The World Federation of the Deaf is an international organization that advocates for the Deaf rights worldwide. Over 130 national Deaf associations are affiliated to ensure they are kept abreast of their rights in areas such as: education, employment, communication access, and technology.
The WFD works closely with the United Nations as they have similar beliefs – protecting human rights and equality.
The Italian Deaf National Association first established this organization in the early 1950s.
The WFD is the host of the World Congress of the Deaf that occurs every four years. Deaf and hearing delegates from all over the world attend to learn and exchange updated information on Deaf rights. They bring new information to their home countries and pass on to the Deaf community.
Windsor Association of the Deaf (LCD) is located in the South-Western Ontario and is bordering from Detroit, United States. WAD is well known Deaf club and has been around for quite some time serving families, seniors, and young adults.
WAD offers two websites to check with, one is the home website (see below) and another website is to check with WAD via Facebook. They are collaborating with Windsor Police Service to provide the safety TEXT 911. WAD offers several oevents year round. Annual camping & picnic Jamboree, card playing events, WAD hang out every Fridays @ Windsor Sportmen Club. For more information, please contact: firstname.lastname@example.org
The Thunder Bay Centre of the Deaf is a non-profit organization that mainly focuses on advocacy for Deaf citizens of Thunder Bay. TBCD is currently working with the Thunder Bay Regional Health Science Centre on accessibility issues. TBCD also provide different events throughout the year. For more information, please contact:
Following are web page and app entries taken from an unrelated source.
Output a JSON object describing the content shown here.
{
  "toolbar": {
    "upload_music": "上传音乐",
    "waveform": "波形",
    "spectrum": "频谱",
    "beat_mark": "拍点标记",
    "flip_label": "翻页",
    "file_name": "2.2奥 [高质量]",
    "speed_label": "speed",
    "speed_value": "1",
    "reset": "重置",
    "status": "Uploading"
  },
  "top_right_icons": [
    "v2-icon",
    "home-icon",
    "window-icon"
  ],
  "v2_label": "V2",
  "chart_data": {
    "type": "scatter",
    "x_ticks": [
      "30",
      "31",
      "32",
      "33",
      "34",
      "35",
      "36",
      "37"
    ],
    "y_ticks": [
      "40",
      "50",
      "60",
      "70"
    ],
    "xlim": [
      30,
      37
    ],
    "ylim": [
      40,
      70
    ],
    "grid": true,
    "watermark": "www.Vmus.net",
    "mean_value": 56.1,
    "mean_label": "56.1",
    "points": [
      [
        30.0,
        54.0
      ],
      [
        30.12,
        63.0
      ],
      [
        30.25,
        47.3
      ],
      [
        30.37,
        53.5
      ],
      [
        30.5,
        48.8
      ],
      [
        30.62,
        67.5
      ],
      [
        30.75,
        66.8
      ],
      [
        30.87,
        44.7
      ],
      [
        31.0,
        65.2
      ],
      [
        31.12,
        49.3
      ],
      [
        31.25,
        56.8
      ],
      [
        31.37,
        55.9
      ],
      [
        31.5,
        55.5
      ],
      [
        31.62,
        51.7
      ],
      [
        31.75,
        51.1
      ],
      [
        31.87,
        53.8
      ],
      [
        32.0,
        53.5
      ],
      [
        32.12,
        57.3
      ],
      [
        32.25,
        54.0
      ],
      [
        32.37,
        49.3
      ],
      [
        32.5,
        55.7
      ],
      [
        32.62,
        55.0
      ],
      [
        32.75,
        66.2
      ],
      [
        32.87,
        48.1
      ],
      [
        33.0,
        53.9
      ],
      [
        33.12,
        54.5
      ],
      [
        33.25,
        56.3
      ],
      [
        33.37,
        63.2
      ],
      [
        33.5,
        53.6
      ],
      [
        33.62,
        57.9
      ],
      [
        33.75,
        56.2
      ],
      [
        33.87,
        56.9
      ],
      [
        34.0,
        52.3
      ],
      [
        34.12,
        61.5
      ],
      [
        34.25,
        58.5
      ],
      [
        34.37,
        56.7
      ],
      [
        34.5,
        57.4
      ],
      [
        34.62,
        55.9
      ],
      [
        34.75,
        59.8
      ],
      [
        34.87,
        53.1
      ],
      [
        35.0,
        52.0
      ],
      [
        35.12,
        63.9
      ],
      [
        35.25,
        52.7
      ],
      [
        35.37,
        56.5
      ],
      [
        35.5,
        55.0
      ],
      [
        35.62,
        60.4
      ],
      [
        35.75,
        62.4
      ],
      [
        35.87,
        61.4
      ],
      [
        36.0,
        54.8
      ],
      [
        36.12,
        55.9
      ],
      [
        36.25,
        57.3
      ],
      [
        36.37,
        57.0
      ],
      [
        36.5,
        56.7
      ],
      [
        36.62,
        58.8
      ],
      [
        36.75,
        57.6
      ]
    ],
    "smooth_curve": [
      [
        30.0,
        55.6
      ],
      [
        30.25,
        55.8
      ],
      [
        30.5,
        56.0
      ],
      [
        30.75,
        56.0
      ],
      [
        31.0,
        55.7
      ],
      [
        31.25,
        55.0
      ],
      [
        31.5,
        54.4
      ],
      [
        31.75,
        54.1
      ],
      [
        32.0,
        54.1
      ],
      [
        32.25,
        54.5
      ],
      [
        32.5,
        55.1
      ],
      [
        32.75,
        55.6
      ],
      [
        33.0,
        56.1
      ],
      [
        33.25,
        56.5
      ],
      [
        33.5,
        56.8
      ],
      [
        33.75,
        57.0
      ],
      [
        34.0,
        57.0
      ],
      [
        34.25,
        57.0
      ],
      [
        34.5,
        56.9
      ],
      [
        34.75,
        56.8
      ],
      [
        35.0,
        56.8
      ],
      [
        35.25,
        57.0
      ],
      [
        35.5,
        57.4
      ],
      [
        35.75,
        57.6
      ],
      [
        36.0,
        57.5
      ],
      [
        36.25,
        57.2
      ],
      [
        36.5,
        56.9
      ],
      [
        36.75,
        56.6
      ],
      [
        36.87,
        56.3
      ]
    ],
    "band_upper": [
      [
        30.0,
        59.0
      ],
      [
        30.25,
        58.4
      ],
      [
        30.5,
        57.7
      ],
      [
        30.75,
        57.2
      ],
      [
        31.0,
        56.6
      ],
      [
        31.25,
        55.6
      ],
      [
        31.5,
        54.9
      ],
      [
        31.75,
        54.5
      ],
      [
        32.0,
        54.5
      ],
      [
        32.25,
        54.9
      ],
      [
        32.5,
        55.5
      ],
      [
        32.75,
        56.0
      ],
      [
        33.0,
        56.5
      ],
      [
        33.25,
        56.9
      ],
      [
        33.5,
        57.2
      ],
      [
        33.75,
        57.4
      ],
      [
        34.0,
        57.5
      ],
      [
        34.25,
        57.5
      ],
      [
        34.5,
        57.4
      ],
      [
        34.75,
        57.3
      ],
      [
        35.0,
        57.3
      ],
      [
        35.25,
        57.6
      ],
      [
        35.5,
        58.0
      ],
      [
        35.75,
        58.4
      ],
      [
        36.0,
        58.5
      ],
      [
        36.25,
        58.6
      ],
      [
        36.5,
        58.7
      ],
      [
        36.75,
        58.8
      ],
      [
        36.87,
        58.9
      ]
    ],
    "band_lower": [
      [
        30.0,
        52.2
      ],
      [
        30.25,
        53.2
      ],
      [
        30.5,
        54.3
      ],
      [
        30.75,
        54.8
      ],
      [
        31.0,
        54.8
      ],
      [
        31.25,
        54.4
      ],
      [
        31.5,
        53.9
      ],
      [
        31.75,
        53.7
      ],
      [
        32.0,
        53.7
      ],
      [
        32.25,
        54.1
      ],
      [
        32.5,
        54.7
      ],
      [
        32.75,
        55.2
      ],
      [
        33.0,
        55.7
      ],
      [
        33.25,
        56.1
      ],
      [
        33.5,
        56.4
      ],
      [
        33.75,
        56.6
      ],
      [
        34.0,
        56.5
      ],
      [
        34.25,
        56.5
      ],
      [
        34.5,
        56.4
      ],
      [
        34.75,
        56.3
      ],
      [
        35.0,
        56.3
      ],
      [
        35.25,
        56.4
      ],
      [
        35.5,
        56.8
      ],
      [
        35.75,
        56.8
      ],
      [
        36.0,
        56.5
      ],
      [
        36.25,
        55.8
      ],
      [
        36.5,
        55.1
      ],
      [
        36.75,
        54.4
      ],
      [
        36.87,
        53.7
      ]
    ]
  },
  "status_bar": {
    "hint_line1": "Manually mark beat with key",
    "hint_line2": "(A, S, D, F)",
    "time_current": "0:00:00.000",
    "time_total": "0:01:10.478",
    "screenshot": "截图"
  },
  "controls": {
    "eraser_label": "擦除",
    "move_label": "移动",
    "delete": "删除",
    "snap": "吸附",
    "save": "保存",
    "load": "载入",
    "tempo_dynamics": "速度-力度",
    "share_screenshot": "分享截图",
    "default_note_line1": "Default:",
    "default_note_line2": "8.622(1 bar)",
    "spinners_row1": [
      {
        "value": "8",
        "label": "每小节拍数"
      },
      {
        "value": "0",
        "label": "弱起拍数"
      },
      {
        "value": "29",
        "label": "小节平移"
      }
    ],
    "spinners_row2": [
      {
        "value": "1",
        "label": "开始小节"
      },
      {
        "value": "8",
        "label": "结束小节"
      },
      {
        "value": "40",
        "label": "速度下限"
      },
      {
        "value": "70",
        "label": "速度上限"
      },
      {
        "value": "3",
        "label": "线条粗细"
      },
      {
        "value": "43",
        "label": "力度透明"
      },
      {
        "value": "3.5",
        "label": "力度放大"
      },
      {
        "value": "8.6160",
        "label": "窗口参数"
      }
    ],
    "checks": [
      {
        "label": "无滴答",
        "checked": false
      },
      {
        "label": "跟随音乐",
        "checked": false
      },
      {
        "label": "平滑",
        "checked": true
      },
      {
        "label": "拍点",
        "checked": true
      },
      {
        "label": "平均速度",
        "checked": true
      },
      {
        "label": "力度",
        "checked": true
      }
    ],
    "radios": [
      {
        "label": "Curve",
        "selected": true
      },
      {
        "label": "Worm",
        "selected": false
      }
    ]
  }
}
RESO is a nonprofit organization whose goal is to bring together parents and friends (support workers and extended families) of Franco-Ontarian deaf children to help them communicate in their family and community.
Over the years, after many meetings with parents and support workers in the deaf community, RESO has realized the importance of taking action as soon as possible in the lives of children who are deaf / hard of hearing to support parents, friends and families.
Communication within the family has become a priority for RESO, hence the development of LSQ (Langue des signes québécoise) courses, not only for parents and friends of deaf children / hard of hearing, but also for professionals in education and health that work with these children.
The creation of resources promoting the development of communication with young children followed very naturally since no known material was available for francophone parents. Training on the impact of deafness within the family and the learning style of the children followed logically.
The Bob Rumball Associations For The Deaf in partnership with Reach Out Centre for Kids offers PAH! a deaf children’s mental health service which is accessible to Deaf and hard of hearing individuals and their families.
Who can receive services from PAH? children and youth 0-18 years who are Deaf or hard of hearing, have mental health issues who live in Peel, Halton or Dufferin or attend E.C. Drury Provincial School for the Deaf. Who can make a referral? Referrals can be made by anyone, including: • Self • Parent or guardian • Social service or health agency • Teacher or counsellor • Physician
PAH! Provides individualized services which may include: • Assessment • Individual, Family & Group Treatment • Wraparound Planning • Parent Relief • Training & Education • Advocacy • Links to informal & community supports
The Ontario Association of the Deaf (OAD) is Canada’s oldest Deaf non-profit organization. For over 125 years, OAD placed special focus on educating and advocating in the interests of all Deaf Ontarians. Deaf people are the heart of OAD’s efforts to ensure equality and protecting the rights of Deaf Ontarians. OAD provides resources, support, and advocacy to the Deaf Community of Ontario and individuals and organizations seeking information and assistance. OAD depends on both public donations and government funding for our operations.
London Centre of the Deaf (LCD) is located in the South-Western Ontario and is one of the longest standing and largest club 200 km west from Toronto since 1960. LCD is mainly focused on hosting various kinds of events from children’s Pizza activities, adult Lingo activities to seniors card playing gatherings on most Wednesdays. The majority of LCD members/participants are Deaf, Hard-of-Hearing, and Children Of Deaf Adults (CODA) however; we always have had a good number of ASL students, parents of Deaf children participating. LCD offers a safe and friendly environment for parents of Deaf children and their children as well. LCD strongly believes in promoting a younger generations as part of their social club vision. LCD has a mission statement and believes that their club should promote education, physical, social activities within southwest region. They have had sponsored Deaf athletics to Deaflympic worldwide (Olympic of the Deaf). Finally, LCD has a strong working ally-relationship with Robart Deaf School located in the city of London as well.
DDS is a non-profit organization that offers services and educational programs to promote self-reliance within the Deaf, deafened and hard of hearing community. DDS is committed to increasing Deaf cultural awareness.
DDS is home to the Durham Deaf Club. The club welcomes both Deaf and hearing members of all ages. Social events for Deaf seniors take place on Wednesday afternoons and evening socials for the club happen on Saturdays.